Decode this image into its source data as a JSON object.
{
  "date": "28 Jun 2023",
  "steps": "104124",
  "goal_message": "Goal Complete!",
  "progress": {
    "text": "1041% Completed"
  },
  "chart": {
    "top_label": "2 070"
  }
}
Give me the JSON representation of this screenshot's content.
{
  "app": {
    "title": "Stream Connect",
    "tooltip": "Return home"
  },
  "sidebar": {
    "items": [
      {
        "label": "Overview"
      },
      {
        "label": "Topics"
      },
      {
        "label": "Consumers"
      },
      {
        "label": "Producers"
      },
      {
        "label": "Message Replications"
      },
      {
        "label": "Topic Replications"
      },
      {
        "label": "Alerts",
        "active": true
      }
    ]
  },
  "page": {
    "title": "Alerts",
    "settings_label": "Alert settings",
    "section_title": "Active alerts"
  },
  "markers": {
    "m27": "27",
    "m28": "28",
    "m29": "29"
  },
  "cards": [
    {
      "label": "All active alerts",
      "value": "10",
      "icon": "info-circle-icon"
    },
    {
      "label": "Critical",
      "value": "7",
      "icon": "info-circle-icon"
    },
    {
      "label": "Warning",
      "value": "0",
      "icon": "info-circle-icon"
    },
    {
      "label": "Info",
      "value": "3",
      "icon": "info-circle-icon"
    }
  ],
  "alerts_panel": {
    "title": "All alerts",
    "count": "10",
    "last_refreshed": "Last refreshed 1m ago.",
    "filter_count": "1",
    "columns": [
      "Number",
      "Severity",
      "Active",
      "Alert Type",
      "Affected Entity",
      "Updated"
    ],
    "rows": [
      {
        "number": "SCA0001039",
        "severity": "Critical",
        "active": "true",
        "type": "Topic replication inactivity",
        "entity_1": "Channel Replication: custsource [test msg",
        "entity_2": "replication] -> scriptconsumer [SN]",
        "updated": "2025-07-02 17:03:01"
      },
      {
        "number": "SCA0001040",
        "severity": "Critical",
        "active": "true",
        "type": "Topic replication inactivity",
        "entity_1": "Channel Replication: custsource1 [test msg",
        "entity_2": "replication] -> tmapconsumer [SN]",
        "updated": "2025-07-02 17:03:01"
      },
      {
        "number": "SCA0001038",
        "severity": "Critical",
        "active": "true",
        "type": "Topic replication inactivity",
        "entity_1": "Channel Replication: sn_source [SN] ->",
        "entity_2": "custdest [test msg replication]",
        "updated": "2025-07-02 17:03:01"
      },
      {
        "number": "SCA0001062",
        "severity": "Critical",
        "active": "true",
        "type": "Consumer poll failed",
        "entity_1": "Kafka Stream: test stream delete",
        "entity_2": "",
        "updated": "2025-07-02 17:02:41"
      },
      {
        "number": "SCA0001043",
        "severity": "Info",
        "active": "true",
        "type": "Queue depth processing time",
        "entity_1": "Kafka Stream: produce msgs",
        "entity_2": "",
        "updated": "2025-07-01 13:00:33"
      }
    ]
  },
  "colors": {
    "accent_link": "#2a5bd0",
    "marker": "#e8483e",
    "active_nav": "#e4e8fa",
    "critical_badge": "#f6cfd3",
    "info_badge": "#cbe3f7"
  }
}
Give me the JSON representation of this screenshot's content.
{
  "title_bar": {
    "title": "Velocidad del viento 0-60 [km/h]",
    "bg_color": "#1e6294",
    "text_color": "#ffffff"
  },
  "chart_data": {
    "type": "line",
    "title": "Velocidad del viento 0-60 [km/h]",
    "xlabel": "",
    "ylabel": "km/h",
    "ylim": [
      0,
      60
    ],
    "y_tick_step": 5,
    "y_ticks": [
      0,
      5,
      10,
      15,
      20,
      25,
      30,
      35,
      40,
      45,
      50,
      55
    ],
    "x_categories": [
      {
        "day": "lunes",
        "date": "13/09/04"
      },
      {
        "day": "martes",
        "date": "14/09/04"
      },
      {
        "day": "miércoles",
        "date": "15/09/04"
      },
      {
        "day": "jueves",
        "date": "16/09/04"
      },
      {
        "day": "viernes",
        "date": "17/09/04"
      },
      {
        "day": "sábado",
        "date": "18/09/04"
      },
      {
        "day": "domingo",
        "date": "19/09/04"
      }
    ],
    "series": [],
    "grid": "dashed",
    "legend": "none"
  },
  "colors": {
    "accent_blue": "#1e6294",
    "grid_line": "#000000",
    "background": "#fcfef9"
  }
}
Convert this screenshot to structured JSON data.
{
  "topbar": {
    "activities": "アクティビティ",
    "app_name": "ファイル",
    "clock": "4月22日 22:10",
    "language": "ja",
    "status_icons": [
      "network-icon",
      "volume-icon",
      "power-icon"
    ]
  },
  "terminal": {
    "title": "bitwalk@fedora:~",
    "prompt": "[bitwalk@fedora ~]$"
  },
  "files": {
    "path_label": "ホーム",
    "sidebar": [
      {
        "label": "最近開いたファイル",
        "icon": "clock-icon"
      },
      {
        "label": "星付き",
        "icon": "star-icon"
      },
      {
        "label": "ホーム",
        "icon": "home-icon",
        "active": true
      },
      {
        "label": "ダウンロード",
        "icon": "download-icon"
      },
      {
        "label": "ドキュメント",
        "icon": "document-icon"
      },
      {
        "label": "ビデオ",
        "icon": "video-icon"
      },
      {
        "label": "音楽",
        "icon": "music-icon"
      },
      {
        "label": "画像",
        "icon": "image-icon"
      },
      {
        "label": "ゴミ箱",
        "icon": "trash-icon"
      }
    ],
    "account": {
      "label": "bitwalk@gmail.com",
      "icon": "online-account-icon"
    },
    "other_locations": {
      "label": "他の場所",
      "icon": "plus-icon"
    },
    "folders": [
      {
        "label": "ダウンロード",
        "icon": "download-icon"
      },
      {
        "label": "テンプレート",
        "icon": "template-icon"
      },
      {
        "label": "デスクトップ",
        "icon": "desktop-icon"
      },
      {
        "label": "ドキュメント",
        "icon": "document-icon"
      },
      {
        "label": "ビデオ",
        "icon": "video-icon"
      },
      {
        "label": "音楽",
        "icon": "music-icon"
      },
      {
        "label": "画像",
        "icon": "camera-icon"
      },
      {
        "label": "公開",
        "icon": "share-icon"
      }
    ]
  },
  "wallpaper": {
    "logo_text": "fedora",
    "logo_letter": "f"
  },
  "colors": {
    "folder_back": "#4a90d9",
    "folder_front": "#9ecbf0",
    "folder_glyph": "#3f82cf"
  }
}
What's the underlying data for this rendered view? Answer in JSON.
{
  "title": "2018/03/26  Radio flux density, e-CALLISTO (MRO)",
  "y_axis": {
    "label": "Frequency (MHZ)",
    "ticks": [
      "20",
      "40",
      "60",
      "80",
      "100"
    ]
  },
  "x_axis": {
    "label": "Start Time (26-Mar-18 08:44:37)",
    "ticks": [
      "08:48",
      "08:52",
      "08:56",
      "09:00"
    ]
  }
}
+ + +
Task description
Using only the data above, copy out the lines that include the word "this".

Expected answer
Decode this image into its source data as a JSON object.
Give me the JSON representation of this screenshot's content.
Give me the JSON representation of this screenshot's content.
Convert this screenshot to structured JSON data.
What's the underlying data for this rendered view? Answer in JSON.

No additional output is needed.